The presence of a family unit during meal times provides an opportunity for role modeling good food choices and portion sizes, while applying necessary guidance in these areas, as well. Contrary to some beliefs, researchers have found that a more authoritative parenting style in food choice and eating behavior has actually been correlated with positive health outcomes in children.  This parenting style is actively involved in children’s dietary choices and offerings. In various studies, children who were directed with an authoritative guardian consumed more fruit per day, fewer unhealthy snacks per day, and breakfast more days per week. Additionally, these children were more physically active and had healthier body measurements. Parenting styles that are more responsive to children’s requests or lack direct involvement in children’s dietary choices has been associated with a high intake of unhealthy foods that lacked in adequate nutrients. These conclusions emphasize the importance of adult guidance and direction in building a strong foundation of healthy eating habits in children. Eating together as a family unit provides an ideal context for adequately parenting children in the area of food choice and eating behavior.

As childhood nutrition and health continues to decline, a growing number of researchers are investigating potential causes of this trend and discovering the importance of establishing healthy eating habits early in life. Children are the hope of the future and good health is paramount to a successful future. Therefore, we must not allow the foundation of this country to crumble, but rather, must be diligent in turning the tide of failing health in our nation, by instilling good eating behaviors in children.

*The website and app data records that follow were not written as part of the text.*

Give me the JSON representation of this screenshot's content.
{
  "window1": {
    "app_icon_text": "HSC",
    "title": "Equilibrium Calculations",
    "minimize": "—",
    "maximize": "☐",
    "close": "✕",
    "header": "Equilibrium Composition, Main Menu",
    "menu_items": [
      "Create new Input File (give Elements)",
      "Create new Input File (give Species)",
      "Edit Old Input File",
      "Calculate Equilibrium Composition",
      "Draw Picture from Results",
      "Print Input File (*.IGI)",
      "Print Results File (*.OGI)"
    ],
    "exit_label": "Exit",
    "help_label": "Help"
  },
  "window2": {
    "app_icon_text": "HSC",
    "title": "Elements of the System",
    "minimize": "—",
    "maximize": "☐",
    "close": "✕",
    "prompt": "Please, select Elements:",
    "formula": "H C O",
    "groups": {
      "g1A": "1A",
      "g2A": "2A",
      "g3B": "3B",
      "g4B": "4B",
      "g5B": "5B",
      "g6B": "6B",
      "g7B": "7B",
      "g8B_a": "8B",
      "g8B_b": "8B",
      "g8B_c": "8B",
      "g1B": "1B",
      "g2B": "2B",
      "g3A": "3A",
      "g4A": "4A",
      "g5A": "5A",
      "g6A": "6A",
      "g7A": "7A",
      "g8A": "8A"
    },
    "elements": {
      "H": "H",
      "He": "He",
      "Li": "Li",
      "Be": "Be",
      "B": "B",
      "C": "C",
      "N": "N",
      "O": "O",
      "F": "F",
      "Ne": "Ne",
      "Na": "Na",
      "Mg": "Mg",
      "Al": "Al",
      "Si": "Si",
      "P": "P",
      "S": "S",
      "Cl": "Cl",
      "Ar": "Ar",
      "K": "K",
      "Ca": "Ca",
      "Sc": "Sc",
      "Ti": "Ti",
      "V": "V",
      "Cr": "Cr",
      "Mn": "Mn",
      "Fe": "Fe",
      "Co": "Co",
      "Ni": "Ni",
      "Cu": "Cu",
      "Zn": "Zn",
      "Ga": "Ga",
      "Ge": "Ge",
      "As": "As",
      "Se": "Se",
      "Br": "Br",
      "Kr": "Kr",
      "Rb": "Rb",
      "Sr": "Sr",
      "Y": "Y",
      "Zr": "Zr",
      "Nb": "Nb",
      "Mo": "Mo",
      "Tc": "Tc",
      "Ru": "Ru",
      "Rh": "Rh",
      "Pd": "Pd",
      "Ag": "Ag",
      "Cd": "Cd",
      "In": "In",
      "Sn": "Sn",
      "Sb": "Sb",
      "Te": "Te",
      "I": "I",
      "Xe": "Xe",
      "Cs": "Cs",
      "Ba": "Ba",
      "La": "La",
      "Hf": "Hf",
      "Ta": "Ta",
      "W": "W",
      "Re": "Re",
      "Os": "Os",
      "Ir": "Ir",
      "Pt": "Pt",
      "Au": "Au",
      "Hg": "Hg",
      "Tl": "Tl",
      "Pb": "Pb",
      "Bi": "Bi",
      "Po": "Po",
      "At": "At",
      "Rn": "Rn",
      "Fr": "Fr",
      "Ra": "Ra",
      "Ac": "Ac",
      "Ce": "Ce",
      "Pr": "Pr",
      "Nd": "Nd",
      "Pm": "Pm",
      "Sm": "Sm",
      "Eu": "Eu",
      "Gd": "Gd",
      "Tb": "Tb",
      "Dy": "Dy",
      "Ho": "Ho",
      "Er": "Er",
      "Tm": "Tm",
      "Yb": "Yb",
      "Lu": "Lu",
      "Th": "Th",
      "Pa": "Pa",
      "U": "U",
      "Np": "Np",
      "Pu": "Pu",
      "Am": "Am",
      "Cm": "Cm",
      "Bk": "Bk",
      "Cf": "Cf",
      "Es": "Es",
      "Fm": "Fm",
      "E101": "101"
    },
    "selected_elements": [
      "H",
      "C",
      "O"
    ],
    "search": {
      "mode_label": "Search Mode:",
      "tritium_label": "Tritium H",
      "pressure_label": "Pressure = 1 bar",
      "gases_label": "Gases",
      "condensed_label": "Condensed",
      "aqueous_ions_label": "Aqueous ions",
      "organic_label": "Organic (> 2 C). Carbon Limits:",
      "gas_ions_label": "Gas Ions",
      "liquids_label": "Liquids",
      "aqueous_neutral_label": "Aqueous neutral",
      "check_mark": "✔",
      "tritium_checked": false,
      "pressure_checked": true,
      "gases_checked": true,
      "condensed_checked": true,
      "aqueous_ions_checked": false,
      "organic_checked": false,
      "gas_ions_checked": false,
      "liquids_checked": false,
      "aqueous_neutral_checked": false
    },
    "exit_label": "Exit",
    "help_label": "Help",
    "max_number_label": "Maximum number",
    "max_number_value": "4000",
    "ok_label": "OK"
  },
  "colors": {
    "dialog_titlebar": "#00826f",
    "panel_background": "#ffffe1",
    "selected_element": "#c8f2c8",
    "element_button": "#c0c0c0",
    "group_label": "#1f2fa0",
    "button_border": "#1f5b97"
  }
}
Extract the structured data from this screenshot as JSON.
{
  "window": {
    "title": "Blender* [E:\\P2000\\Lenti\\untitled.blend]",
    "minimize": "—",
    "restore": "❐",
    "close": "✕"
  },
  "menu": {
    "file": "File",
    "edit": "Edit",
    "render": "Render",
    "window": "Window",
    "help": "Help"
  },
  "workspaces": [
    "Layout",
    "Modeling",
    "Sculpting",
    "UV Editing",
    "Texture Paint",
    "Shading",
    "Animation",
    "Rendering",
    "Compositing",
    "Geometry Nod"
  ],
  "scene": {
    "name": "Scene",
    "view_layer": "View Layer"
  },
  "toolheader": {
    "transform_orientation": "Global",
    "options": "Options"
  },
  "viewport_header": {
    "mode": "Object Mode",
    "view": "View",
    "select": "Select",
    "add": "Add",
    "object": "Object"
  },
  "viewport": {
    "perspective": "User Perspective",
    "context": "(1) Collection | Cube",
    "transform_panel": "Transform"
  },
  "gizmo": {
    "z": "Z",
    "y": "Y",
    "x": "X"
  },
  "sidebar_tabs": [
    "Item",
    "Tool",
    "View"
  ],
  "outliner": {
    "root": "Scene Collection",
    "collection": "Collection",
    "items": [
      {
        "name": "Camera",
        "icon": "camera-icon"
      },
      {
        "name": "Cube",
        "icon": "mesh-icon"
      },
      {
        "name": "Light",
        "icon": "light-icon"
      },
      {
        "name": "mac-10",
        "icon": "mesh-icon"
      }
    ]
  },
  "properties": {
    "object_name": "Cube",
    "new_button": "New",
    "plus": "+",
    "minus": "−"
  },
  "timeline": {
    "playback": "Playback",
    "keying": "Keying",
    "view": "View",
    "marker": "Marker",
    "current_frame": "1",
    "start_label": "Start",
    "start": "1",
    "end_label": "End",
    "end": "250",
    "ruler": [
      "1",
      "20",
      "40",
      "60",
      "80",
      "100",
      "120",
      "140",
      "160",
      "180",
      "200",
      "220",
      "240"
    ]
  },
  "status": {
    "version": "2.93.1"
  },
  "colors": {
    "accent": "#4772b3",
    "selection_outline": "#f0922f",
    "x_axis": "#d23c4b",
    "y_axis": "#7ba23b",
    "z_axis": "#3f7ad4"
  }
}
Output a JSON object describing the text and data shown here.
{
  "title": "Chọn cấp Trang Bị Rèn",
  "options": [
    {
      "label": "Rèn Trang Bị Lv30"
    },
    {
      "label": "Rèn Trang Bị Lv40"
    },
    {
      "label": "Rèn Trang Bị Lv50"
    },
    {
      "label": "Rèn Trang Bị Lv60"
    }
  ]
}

Birch, LL & Doub, AE. (2014). Learning to eat: birth to age 2 y. American Journal of Clinical Nutrition. 99(3):723S-728S. doi: 10.3945/​ajcn.113.069047

Hur et al. (2016). Associations between sugar intake from different food sources and adiposity or cardio-metabolic risk in childhood and adolescence: the korean child–adolescent cohort study. Nutrients. 8(1):20. doi:10.3390/nu8010020

Reicks et al. (2015). Influence of parenting practices on eating behaviors of early adolescents during independent eating occasions: implications for obesity prevention. Nutrients. 7(10):8783–8801. doi:10.3390/nu7105431.

Scaglioni et al. (2011). Determinants of children's eating behavior. American Journal of Clinical Nutrition. 94(6):2006S-2011S. doi: 10.3945/​ajcn.110.001685

Hennessy et al. (2012). Permissive parental feeding behavior is associated with an increase in intake of low-nutrient-dense foods among American children living in rural communities. Journal of the Academy of Nutrition and Dietetics. 112(1):142-8. doi: 10.1016/j.jada.2011.08.030.

Sleddens et al. (2011). General parenting, childhood overweight and obesity-inducing behaviors: a review. International Journal of Pediatric Obesity. 6(2-2):e12-27. doi: 10.3109/17477166.2011.566339.

you may also like...